- Dataset records
=-=-=-=-=

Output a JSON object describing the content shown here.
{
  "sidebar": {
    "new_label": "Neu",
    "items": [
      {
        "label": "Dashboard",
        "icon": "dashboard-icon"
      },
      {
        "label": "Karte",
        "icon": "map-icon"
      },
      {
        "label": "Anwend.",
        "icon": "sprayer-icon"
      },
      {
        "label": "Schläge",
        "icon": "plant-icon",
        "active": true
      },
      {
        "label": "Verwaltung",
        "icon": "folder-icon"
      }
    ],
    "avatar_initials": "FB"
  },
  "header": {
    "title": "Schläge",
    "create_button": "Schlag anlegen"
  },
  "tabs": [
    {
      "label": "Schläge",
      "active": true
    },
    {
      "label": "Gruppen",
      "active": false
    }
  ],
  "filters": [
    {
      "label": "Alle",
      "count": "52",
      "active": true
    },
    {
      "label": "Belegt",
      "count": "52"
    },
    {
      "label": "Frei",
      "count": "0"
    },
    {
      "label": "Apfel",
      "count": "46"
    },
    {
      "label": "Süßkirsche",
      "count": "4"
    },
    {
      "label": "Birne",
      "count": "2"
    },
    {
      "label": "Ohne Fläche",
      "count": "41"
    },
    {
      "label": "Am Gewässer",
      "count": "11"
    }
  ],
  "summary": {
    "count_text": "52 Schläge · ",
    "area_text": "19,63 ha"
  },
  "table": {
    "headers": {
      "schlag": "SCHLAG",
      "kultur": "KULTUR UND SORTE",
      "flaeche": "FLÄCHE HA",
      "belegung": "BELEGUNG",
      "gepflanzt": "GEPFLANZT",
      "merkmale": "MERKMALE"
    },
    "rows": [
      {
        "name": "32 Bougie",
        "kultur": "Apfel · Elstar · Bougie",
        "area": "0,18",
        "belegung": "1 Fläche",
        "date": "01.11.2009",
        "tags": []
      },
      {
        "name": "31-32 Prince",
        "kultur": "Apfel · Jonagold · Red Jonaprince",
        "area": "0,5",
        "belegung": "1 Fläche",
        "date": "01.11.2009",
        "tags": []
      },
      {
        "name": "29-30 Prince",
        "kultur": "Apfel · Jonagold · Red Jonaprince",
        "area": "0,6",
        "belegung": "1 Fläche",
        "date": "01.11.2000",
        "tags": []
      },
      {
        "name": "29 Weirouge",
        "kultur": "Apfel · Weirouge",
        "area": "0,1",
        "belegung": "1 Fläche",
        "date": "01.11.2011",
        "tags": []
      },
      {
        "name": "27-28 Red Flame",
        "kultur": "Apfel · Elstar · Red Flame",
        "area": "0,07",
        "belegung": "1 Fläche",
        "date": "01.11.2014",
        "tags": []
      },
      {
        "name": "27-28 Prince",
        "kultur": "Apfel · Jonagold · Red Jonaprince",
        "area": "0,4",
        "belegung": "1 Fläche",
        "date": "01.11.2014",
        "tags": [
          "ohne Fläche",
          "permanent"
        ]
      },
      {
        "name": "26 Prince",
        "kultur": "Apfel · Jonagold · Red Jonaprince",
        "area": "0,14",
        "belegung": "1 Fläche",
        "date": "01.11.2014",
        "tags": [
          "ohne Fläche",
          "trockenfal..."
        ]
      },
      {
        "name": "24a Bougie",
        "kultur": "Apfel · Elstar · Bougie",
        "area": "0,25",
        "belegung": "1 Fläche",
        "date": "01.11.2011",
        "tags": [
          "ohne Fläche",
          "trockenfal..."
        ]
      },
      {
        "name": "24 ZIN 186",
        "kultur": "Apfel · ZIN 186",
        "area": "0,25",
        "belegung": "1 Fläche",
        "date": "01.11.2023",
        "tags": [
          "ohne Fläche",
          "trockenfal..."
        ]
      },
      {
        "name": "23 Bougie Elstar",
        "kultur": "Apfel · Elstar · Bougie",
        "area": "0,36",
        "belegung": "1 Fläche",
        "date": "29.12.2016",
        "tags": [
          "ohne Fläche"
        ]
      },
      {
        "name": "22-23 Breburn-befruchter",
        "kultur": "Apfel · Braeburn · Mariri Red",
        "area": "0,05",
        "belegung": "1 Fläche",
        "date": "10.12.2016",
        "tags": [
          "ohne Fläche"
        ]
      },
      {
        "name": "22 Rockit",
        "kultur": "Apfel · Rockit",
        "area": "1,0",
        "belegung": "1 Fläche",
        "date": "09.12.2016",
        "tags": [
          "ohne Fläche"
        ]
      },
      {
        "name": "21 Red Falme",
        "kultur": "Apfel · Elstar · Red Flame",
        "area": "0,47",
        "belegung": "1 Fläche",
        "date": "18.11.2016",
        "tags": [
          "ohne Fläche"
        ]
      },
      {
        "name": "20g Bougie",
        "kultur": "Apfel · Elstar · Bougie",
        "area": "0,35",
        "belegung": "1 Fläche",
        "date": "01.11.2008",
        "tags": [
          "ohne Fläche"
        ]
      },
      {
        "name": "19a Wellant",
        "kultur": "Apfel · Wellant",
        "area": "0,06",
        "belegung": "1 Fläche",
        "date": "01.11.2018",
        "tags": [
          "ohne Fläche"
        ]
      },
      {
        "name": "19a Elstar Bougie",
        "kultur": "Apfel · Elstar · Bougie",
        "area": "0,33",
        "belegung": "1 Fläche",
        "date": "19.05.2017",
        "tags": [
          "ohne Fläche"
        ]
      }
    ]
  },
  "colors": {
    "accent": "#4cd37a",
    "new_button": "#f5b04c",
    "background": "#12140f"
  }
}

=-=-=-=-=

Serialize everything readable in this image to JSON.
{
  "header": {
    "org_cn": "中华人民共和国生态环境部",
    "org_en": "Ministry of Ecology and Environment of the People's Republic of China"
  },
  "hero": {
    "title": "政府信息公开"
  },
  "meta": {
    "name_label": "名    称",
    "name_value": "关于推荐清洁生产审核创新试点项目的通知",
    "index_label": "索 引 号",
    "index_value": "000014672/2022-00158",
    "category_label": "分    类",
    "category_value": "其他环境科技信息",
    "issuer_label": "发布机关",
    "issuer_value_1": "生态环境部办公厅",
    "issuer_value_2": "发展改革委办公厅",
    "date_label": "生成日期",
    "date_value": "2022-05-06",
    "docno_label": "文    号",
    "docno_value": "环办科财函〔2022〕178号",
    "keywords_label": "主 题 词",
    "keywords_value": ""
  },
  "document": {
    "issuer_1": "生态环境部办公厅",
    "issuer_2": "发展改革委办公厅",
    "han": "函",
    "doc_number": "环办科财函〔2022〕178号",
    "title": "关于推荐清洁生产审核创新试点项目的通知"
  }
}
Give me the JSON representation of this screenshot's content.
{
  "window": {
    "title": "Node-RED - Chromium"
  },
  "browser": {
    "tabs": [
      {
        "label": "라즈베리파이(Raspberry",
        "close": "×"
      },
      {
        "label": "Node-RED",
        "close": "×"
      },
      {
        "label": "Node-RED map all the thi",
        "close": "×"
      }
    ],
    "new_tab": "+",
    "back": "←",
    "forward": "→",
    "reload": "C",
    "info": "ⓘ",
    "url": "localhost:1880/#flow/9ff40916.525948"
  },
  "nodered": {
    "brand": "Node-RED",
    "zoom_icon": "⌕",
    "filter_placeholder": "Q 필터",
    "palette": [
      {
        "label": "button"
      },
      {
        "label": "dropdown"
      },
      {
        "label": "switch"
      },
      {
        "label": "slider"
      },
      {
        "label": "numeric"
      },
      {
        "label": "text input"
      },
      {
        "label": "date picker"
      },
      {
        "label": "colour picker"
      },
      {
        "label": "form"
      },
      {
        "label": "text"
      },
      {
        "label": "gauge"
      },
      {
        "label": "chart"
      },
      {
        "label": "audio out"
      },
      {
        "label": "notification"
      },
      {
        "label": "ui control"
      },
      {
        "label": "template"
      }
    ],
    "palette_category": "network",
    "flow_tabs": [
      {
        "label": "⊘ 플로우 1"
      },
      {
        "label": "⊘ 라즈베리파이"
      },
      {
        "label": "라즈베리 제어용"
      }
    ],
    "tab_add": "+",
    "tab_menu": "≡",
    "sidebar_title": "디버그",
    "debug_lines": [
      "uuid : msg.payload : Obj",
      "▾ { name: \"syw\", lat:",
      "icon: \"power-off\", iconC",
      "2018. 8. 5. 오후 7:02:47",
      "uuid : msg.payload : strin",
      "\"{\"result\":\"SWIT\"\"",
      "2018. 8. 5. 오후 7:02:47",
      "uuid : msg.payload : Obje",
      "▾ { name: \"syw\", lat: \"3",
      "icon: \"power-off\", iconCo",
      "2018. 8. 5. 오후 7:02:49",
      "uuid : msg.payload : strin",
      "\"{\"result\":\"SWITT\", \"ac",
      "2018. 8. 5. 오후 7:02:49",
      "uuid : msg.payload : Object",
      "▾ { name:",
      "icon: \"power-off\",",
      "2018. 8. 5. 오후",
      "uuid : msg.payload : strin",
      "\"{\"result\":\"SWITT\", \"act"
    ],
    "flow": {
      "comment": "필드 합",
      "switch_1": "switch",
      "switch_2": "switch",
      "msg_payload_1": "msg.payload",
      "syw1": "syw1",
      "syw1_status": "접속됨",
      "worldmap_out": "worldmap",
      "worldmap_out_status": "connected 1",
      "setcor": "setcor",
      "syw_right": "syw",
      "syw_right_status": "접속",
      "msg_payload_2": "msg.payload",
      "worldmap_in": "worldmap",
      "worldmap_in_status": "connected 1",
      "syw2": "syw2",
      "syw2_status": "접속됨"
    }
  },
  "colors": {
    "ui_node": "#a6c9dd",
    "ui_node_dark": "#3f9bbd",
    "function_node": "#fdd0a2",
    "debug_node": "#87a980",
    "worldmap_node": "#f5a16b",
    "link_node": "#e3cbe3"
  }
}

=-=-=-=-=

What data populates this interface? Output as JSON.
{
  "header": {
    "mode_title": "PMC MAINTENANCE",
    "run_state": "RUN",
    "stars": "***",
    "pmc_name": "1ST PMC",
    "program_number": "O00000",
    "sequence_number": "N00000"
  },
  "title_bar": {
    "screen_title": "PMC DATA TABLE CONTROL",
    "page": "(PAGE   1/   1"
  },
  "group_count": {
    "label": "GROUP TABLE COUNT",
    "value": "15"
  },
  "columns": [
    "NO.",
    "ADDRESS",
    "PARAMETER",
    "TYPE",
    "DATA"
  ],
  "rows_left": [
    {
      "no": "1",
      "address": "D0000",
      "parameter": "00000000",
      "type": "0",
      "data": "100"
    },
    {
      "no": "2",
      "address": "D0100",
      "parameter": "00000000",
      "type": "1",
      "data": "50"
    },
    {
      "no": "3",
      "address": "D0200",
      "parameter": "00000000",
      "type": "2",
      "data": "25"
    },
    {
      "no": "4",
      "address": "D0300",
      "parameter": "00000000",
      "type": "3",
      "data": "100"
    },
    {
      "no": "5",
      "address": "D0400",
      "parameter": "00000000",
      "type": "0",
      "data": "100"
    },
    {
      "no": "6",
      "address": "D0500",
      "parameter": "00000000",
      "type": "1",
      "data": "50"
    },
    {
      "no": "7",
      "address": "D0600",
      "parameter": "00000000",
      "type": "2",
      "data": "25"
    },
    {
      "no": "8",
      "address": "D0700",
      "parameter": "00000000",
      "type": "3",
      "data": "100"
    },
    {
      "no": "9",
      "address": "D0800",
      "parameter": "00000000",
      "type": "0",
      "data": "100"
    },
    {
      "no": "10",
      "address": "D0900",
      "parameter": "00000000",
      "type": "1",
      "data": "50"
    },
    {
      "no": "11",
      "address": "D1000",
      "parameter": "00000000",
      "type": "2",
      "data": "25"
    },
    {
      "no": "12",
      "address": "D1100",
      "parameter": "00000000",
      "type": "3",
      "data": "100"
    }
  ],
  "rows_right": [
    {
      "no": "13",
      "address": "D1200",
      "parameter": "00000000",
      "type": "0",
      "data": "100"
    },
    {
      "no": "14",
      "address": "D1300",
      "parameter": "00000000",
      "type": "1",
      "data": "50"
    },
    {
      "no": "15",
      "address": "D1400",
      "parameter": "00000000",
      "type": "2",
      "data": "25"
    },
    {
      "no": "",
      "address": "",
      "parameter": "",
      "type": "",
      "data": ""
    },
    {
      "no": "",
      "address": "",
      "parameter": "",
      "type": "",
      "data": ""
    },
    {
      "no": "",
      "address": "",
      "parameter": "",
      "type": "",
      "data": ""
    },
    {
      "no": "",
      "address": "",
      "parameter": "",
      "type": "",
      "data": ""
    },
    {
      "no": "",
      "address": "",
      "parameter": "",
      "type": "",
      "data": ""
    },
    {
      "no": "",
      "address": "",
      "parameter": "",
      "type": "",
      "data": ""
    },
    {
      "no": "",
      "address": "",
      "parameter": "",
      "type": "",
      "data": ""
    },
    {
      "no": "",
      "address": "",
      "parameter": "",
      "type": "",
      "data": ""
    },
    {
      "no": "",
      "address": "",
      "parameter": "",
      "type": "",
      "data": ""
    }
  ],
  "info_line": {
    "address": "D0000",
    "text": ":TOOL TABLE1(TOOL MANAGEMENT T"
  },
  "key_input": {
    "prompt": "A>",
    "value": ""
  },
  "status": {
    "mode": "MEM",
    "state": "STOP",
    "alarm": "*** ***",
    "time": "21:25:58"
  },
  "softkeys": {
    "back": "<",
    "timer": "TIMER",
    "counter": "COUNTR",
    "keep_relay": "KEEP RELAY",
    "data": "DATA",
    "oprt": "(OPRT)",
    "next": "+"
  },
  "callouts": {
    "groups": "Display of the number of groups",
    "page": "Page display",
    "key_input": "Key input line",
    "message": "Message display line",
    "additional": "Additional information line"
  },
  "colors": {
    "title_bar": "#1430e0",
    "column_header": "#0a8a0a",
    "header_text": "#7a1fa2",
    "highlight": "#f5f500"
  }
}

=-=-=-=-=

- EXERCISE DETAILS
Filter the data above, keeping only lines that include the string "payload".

- TASK ANSWER
      "uuid : msg.payload : Obj",
      "uuid : msg.payload : strin",
      "uuid : msg.payload : Obje",
      "uuid : msg.payload : strin",
      "uuid : msg.payload : Object",
      "uuid : msg.payload : strin",
      "msg_payload_1": "msg.payload",
      "msg_payload_2": "msg.payload",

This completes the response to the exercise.